## Information

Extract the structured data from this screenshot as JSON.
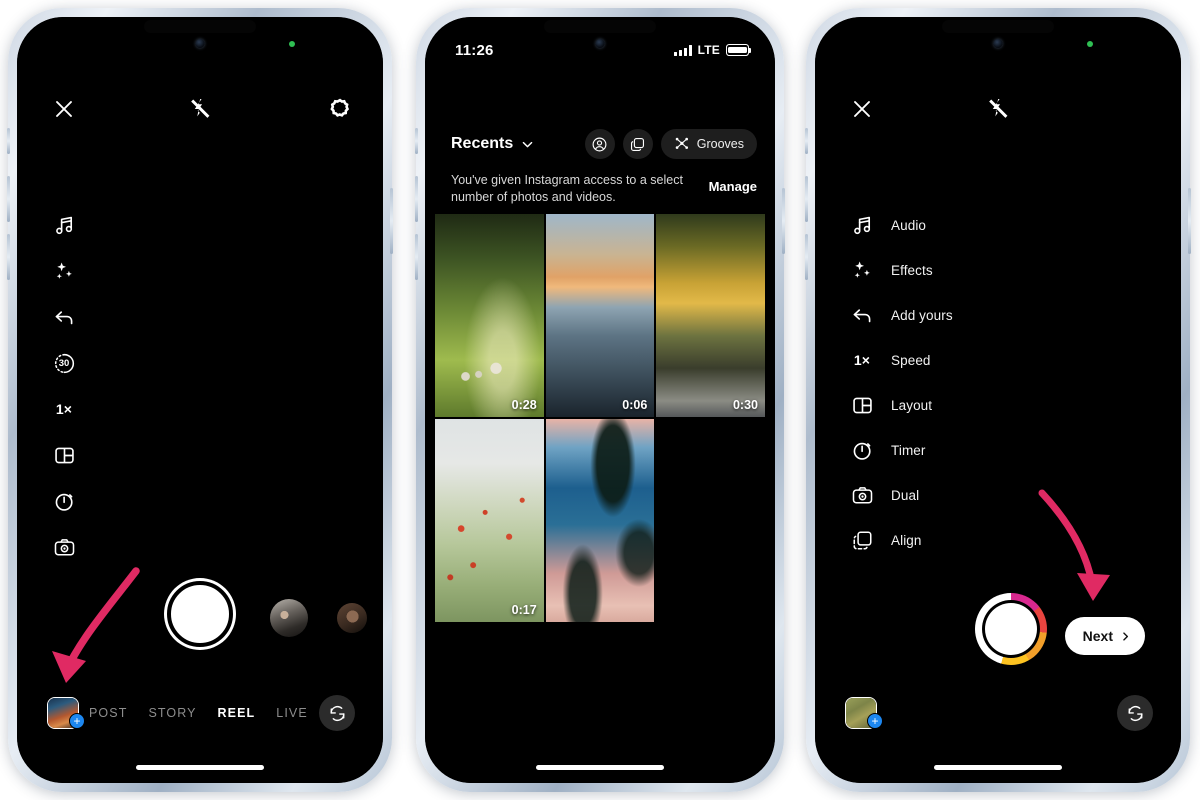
{
  "phones": {
    "camera": {
      "top_controls": [
        {
          "name": "close",
          "icon": "close-icon"
        },
        {
          "name": "flash-off",
          "icon": "flash-off-icon"
        },
        {
          "name": "settings",
          "icon": "gear-icon"
        }
      ],
      "tools": [
        {
          "icon": "music-note-icon",
          "label": "Audio"
        },
        {
          "icon": "sparkles-icon",
          "label": "Effects"
        },
        {
          "icon": "arrow-back-icon",
          "label": "Add yours"
        },
        {
          "icon": "duration-30-icon",
          "label": "30"
        },
        {
          "icon": "speed-icon",
          "label": "1×"
        },
        {
          "icon": "layout-icon",
          "label": "Layout"
        },
        {
          "icon": "timer-icon",
          "label": "Timer"
        },
        {
          "icon": "dual-camera-icon",
          "label": "Dual"
        }
      ],
      "speed_value": "1×",
      "duration_value": "30",
      "modes": [
        {
          "label": "POST",
          "active": false
        },
        {
          "label": "STORY",
          "active": false
        },
        {
          "label": "REEL",
          "active": true
        },
        {
          "label": "LIVE",
          "active": false
        }
      ],
      "gallery_thumb_badge": "+",
      "flip_camera_icon": "flip-camera-icon",
      "shutter_icon": "shutter-button"
    },
    "gallery": {
      "status": {
        "time": "11:26",
        "network": "LTE",
        "signal_icon": "cellular-signal-icon",
        "battery_icon": "battery-icon"
      },
      "header": {
        "album": "Recents",
        "chevron_icon": "chevron-down-icon",
        "pills": [
          {
            "name": "profile",
            "icon": "person-circle-icon",
            "label": ""
          },
          {
            "name": "layers",
            "icon": "stacked-squares-icon",
            "label": ""
          },
          {
            "name": "grooves",
            "icon": "grooves-icon",
            "label": "Grooves"
          }
        ]
      },
      "permission": {
        "message": "You've given Instagram access to a select number of photos and videos.",
        "action": "Manage"
      },
      "media": [
        {
          "name": "sheep-meadow",
          "duration": "0:28",
          "thumb": "t-sheep"
        },
        {
          "name": "ocean-sunset",
          "duration": "0:06",
          "thumb": "t-ocean"
        },
        {
          "name": "autumn-stream",
          "duration": "0:30",
          "thumb": "t-stream"
        },
        {
          "name": "poppy-field",
          "duration": "0:17",
          "thumb": "t-poppy"
        },
        {
          "name": "palm-trees",
          "duration": "",
          "thumb": "t-palm"
        }
      ]
    },
    "menu": {
      "top_controls": [
        {
          "name": "close",
          "icon": "close-icon"
        },
        {
          "name": "flash-off",
          "icon": "flash-off-icon"
        }
      ],
      "items": [
        {
          "icon": "music-note-icon",
          "label": "Audio"
        },
        {
          "icon": "sparkles-icon",
          "label": "Effects"
        },
        {
          "icon": "arrow-back-icon",
          "label": "Add yours"
        },
        {
          "icon": "speed-icon",
          "label": "Speed",
          "value": "1×"
        },
        {
          "icon": "layout-icon",
          "label": "Layout"
        },
        {
          "icon": "timer-icon",
          "label": "Timer"
        },
        {
          "icon": "dual-camera-icon",
          "label": "Dual"
        },
        {
          "icon": "align-icon",
          "label": "Align"
        }
      ],
      "next_button": "Next",
      "gallery_thumb_badge": "+",
      "flip_camera_icon": "flip-camera-icon"
    }
  },
  "annotations": {
    "arrow_color": "#e02a63",
    "arrow_1_target": "gallery-thumbnail-camera",
    "arrow_2_target": "next-button"
  }
}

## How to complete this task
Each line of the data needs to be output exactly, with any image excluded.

## Answer space
Extract the structured data from this screenshot as JSON.
{
  "phones": {
    "camera": {
      "top_controls": [
        {
          "name": "close",
          "icon": "close-icon"
        },
        {
          "name": "flash-off",
          "icon": "flash-off-icon"
        },
        {
          "name": "settings",
          "icon": "gear-icon"
        }
      ],
      "tools": [
        {
          "icon": "music-note-icon",
          "label": "Audio"
        },
        {
          "icon": "sparkles-icon",
          "label": "Effects"
        },
        {
          "icon": "arrow-back-icon",
          "label": "Add yours"
        },
        {
          "icon": "duration-30-icon",
          "label": "30"
        },
        {
          "icon": "speed-icon",
          "label": "1×"
        },
        {
          "icon": "layout-icon",
          "label": "Layout"
        },
        {
          "icon": "timer-icon",
          "label": "Timer"
        },
        {
          "icon": "dual-camera-icon",
          "label": "Dual"
        }
      ],
      "speed_value": "1×",
      "duration_value": "30",
      "modes": [
        {
          "label": "POST",
          "active": false
        },
        {
          "label": "STORY",
          "active": false
        },
        {
          "label": "REEL",
          "active": true
        },
        {
          "label": "LIVE",
          "active": false
        }
      ],
      "gallery_thumb_badge": "+",
      "flip_camera_icon": "flip-camera-icon",
      "shutter_icon": "shutter-button"
    },
    "gallery": {
      "status": {
        "time": "11:26",
        "network": "LTE",
        "signal_icon": "cellular-signal-icon",
        "battery_icon": "battery-icon"
      },
      "header": {
        "album": "Recents",
        "chevron_icon": "chevron-down-icon",
        "pills": [
          {
            "name": "profile",
            "icon": "person-circle-icon",
            "label": ""
          },
          {
            "name": "layers",
            "icon": "stacked-squares-icon",
            "label": ""
          },
          {
            "name": "grooves",
            "icon": "grooves-icon",
            "label": "Grooves"
          }
        ]
      },
      "permission": {
        "message": "You've given Instagram access to a select number of photos and videos.",
        "action": "Manage"
      },
      "media": [
        {
          "name": "sheep-meadow",
          "duration": "0:28",
          "thumb": "t-sheep"
        },
        {
          "name": "ocean-sunset",
          "duration": "0:06",
          "thumb": "t-ocean"
        },
        {
          "name": "autumn-stream",
          "duration": "0:30",
          "thumb": "t-stream"
        },
        {
          "name": "poppy-field",
          "duration": "0:17",
          "thumb": "t-poppy"
        },
        {
          "name": "palm-trees",
          "duration": "",
          "thumb": "t-palm"
        }
      ]
    },
    "menu": {
      "top_controls": [
        {
          "name": "close",
          "icon": "close-icon"
        },
        {
          "name": "flash-off",
          "icon": "flash-off-icon"
        }
      ],
      "items": [
        {
          "icon": "music-note-icon",
          "label": "Audio"
        },
        {
          "icon": "sparkles-icon",
          "label": "Effects"
        },
        {
          "icon": "arrow-back-icon",
          "label": "Add yours"
        },
        {
          "icon": "speed-icon",
          "label": "Speed",
          "value": "1×"
        },
        {
          "icon": "layout-icon",
          "label": "Layout"
        },
        {
          "icon": "timer-icon",
          "label": "Timer"
        },
        {
          "icon": "dual-camera-icon",
          "label": "Dual"
        },
        {
          "icon": "align-icon",
          "label": "Align"
        }
      ],
      "next_button": "Next",
      "gallery_thumb_badge": "+",
      "flip_camera_icon": "flip-camera-icon"
    }
  },
  "annotations": {
    "arrow_color": "#e02a63",
    "arrow_1_target": "gallery-thumbnail-camera",
    "arrow_2_target": "next-button"
  }
}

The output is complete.